*true*if*Element*is an element of*Set*, otherwise*false*.is_set(Term) -> boolean()

Types:

Term = term()

Returns

*true*if*Term*appears to be a set, otherwise*false*.is_subset(Set1, Set2) -> boolean()

Types:

Set1 = Set2 =

**set**(Element)
Returns

*true*when every element of*Set1*is also a member of*Set2*, otherwise*false*.iterator(Set) -> Iter

Types:

Set =
Iter =

**set**(Element)**iter**(Element)
Returns an iterator that can be used for traversing the entries of

*Set*; see*next/1*. The implementation of this is very efficient; traversing the whole set using*next/1*is only slightly slower than getting the list of all elements using*to_list/1*and traversing that.
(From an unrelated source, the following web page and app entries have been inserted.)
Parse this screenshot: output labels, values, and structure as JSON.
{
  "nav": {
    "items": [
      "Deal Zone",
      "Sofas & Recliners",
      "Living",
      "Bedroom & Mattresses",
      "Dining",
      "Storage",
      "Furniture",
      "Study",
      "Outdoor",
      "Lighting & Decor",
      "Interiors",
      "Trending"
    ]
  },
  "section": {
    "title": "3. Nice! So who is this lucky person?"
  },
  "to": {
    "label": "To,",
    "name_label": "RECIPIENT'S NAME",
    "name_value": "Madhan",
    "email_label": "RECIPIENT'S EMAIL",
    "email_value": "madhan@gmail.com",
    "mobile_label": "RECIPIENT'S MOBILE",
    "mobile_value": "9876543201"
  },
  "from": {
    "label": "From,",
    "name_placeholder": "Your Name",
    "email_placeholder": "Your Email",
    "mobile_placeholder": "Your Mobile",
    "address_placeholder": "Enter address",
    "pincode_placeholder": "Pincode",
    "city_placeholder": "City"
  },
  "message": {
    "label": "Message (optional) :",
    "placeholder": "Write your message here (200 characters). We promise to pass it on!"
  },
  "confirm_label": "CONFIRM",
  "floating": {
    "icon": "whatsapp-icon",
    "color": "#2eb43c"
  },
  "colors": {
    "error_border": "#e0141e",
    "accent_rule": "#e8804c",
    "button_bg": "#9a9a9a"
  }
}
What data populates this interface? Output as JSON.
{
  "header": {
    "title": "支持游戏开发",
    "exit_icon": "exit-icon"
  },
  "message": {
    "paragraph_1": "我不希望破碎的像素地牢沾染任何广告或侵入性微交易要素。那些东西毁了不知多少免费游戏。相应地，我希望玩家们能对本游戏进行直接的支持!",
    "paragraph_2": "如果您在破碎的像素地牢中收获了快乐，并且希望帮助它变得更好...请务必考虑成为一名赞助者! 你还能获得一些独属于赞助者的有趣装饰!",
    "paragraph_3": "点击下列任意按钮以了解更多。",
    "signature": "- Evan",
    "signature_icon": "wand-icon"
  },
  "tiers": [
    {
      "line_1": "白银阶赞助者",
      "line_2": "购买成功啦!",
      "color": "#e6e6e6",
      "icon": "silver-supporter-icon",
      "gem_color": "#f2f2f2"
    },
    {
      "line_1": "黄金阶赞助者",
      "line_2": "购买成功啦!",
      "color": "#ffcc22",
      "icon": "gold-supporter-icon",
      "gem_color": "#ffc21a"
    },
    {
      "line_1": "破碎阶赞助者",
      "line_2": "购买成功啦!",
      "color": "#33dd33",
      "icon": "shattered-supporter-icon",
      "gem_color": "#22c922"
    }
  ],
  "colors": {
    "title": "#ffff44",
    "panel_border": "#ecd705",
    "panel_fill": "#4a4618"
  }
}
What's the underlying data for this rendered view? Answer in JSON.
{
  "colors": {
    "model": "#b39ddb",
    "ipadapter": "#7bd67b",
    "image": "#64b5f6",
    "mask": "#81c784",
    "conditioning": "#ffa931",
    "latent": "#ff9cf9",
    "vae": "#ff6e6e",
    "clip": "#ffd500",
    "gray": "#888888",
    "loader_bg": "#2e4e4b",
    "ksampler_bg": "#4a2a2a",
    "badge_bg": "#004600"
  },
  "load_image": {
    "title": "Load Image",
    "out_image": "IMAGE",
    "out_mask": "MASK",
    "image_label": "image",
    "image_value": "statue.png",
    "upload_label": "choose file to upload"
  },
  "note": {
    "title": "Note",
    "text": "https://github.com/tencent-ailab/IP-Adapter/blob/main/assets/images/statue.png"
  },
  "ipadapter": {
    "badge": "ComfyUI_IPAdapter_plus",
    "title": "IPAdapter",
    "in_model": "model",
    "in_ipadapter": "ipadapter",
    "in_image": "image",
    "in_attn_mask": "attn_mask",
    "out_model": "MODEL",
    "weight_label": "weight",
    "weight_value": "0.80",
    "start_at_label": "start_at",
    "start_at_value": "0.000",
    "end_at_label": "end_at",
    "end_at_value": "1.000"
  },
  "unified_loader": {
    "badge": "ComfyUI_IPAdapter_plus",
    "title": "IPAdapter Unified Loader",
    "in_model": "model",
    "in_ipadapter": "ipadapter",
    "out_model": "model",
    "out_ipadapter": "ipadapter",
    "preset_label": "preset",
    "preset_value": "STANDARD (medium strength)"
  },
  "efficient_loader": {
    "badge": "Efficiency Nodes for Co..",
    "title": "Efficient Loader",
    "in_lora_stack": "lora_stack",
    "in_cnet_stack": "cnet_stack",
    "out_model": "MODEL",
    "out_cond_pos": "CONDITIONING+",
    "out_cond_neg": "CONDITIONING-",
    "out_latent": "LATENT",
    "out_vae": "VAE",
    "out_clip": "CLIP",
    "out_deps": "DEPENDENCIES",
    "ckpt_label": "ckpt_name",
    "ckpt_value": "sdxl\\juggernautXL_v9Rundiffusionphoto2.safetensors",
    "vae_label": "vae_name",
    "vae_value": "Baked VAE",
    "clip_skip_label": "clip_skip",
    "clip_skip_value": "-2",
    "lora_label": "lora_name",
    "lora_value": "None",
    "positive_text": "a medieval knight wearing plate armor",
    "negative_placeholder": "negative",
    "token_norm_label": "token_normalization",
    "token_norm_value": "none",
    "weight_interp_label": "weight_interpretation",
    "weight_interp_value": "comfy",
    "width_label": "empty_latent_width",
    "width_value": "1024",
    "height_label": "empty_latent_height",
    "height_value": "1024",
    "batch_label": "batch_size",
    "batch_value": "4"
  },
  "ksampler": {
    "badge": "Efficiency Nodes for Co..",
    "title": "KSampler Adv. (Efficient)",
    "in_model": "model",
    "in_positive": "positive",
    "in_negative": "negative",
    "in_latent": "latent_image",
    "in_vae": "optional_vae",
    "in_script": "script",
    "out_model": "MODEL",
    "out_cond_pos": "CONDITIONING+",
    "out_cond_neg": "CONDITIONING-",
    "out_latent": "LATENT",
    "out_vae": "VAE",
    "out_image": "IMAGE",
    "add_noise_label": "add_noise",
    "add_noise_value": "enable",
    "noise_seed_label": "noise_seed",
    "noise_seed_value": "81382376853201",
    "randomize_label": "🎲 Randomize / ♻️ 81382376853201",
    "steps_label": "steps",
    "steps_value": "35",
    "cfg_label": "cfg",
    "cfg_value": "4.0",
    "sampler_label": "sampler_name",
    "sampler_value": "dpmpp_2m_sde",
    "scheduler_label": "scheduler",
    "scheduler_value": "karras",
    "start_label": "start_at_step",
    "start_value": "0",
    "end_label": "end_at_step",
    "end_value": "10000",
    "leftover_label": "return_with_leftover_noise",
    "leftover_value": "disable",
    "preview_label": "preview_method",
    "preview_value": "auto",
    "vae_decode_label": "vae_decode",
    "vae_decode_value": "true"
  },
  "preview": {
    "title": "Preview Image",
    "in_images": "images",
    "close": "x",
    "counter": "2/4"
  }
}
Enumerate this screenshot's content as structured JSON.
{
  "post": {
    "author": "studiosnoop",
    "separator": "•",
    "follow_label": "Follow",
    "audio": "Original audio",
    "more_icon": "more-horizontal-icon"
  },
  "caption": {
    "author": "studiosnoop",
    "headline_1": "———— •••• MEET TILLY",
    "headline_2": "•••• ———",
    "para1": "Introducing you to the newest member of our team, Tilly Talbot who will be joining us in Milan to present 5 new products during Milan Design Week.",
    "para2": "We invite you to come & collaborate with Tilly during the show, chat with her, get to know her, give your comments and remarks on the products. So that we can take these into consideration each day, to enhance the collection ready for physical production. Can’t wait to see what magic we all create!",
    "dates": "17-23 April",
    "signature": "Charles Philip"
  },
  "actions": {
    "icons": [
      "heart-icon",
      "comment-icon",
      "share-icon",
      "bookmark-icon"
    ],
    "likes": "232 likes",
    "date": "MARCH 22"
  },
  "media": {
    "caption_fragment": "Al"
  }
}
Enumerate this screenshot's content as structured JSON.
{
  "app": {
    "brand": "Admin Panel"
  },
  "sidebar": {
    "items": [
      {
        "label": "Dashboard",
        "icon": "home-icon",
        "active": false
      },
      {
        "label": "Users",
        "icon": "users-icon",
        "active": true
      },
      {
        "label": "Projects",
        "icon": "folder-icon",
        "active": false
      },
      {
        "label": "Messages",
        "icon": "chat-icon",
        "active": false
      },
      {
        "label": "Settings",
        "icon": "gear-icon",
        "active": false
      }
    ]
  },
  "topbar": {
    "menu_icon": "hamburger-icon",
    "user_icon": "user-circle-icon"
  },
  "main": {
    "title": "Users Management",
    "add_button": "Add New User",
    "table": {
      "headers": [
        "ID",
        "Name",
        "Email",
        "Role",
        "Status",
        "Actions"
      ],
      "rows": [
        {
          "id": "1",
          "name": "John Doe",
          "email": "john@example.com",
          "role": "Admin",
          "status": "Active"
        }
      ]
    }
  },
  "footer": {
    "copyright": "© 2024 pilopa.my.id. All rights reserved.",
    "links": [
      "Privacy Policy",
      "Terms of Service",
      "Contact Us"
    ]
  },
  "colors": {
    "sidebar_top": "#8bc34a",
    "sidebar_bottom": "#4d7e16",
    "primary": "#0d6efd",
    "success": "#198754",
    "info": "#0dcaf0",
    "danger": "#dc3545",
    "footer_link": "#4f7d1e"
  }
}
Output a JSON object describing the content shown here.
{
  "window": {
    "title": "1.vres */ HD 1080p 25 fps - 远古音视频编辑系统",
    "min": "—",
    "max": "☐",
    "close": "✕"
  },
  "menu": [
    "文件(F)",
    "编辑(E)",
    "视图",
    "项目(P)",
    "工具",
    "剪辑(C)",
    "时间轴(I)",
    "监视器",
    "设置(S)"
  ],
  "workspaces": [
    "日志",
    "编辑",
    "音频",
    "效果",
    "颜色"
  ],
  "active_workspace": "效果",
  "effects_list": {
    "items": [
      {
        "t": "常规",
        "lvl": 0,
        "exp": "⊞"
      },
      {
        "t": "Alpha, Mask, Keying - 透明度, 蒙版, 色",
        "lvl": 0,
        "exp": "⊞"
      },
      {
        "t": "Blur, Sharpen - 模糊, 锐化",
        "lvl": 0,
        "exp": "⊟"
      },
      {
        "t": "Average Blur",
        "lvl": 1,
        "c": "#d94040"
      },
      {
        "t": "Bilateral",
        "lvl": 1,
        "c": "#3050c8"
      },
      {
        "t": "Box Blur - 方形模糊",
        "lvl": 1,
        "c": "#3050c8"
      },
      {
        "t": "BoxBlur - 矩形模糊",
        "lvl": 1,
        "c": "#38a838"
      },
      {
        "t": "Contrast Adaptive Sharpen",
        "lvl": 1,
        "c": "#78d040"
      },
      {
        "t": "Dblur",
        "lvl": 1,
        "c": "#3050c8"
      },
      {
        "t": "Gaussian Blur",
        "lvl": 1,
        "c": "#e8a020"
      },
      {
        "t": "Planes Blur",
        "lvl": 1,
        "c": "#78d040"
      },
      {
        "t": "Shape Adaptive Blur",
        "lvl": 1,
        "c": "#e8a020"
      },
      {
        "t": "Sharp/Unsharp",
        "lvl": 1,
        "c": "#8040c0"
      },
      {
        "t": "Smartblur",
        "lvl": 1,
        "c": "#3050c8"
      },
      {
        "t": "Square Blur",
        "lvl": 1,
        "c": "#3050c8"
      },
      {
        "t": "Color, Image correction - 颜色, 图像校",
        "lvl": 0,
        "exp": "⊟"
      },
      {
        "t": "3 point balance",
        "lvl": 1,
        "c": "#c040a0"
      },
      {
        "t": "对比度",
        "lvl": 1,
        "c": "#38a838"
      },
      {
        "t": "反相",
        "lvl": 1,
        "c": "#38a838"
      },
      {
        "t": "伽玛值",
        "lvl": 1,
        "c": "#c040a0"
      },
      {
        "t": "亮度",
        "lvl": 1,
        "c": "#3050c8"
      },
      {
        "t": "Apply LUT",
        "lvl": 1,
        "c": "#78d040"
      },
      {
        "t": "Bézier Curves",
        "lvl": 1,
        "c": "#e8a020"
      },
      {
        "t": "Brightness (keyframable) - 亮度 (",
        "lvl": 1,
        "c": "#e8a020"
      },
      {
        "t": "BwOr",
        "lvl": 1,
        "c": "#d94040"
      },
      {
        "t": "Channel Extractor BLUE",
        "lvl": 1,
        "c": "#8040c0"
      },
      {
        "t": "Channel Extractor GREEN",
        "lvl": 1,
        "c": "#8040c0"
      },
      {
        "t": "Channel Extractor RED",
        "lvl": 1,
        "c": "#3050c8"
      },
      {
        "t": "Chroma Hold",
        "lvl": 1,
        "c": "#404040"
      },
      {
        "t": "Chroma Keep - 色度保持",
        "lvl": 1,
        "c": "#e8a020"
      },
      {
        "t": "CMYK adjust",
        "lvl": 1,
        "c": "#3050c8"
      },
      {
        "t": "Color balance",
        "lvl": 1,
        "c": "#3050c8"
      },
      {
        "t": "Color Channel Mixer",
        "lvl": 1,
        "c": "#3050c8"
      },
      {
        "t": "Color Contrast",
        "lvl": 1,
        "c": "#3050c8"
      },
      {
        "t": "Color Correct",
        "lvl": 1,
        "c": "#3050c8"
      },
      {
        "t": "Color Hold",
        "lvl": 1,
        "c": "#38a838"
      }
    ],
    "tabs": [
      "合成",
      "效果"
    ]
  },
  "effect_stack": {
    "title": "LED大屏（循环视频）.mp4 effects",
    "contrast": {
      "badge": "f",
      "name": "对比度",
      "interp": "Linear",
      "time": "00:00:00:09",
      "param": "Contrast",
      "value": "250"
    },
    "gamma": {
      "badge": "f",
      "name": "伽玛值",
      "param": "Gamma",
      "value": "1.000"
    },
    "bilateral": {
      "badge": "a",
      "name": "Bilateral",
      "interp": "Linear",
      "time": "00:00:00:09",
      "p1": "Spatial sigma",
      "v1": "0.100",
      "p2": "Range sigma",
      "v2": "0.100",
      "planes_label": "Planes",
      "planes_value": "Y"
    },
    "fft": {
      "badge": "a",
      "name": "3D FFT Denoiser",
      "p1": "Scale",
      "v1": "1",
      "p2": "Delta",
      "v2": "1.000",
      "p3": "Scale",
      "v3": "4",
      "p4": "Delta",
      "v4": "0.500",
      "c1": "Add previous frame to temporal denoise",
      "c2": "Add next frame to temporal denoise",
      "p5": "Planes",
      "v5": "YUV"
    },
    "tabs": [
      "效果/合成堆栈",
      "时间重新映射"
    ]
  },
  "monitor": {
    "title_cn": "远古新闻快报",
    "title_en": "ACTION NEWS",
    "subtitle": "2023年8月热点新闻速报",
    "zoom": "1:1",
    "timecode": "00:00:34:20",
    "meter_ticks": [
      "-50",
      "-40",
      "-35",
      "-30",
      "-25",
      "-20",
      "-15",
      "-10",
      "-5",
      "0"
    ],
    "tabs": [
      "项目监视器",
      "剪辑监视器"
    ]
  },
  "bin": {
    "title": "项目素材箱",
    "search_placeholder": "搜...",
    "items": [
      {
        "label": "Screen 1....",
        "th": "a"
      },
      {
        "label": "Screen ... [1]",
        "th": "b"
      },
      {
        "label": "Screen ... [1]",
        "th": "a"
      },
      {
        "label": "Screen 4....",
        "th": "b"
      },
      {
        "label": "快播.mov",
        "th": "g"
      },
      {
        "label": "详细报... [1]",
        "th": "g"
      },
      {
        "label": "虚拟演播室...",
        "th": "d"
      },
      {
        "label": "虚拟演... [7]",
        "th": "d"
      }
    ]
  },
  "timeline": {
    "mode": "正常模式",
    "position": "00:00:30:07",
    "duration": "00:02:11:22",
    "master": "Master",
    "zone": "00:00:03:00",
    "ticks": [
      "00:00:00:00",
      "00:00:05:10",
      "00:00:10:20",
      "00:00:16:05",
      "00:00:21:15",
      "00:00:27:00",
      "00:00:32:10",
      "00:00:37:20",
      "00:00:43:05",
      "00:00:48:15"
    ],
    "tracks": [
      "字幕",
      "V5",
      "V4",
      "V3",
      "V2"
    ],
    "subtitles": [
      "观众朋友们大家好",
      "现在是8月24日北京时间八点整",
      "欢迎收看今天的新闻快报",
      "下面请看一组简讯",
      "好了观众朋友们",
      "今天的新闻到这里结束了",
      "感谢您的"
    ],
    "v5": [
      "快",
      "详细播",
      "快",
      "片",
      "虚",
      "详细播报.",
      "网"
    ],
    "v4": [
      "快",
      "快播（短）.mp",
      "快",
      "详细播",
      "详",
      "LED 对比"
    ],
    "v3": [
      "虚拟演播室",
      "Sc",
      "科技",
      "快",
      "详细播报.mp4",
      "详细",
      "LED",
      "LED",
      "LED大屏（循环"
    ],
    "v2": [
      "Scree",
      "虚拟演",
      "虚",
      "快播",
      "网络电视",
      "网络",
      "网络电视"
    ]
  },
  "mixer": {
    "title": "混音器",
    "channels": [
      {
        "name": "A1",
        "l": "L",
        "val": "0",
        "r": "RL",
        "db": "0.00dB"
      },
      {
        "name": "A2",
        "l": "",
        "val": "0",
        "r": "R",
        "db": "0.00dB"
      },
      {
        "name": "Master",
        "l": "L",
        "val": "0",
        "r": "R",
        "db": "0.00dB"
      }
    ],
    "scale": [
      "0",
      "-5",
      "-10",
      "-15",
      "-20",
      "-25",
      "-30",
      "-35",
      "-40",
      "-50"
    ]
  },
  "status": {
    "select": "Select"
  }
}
The main advantage of the iterator approach is that it does not require the complete list of all elements to be built in memory at one time.largest(Set) -> Element

Types:

Set =

**set**(Element)
Returns the largest element in

*Set*. Assumes that*Set*is nonempty.next(Iter1) -> {Element, Iter2} | none

Types:

Iter1 = Iter2 =

**iter**(Element)
Returns

*{Element, Iter2}*where*Element*is the smallest element referred to by the iterator*Iter1*, and*Iter2*is the new iterator to be used for traversing the remaining elements, or the atom*none*if no elements remain.singleton(Element) -> set(Element)

Returns a set containing only the element

*Element*.size(Set) -> integer() >= 0

Types:

Set =

**gb_sets:set()**
Returns the number of elements in

*Set*.smallest(Set) -> Element

Types:

Set =

**set**(Element)
Returns the smallest element in

*Set*. Assumes that*Set*is nonempty.take_largest(Set1) -> {Element, Set2}

Types:

Set1 = Set2 =

**set**(Element)
Returns

*{Element, Set2}*, where*Element*is the largest element in*Set1*, and*Set2*is this set with*Element*deleted. Assumes that*Set1*is nonempty.take_smallest(Set1) -> {Element, Set2}

Types:

Set1 = Set2 =

**set**(Element)
Returns

*{Element, Set2}*, where*Element*is the smallest element in*Set1*, and*Set2*is this set with*Element*deleted. Assumes that*Set1*is nonempty.to_list(Set) -> List

Types:

Set =
List = [Element]

**set**(Element)
Returns the elements of

*Set*as a list.union(Set1, Set2) -> Set3

Types:

Set1 = Set2 = Set3 =

**set**(Element)
Returns the merged (union) set of

*Set1*and*Set2*.union(SetList) -> Set

Types:

SetList = [
Set =

**set**(Element), ...]**set**(Element)
Returns the merged (union) set of the list of sets.

# SEE ALSO¶

**gb_trees(3erl)**,

**ordsets(3erl)**,

**sets(3erl)**

stdlib 2.2 | Ericsson AB |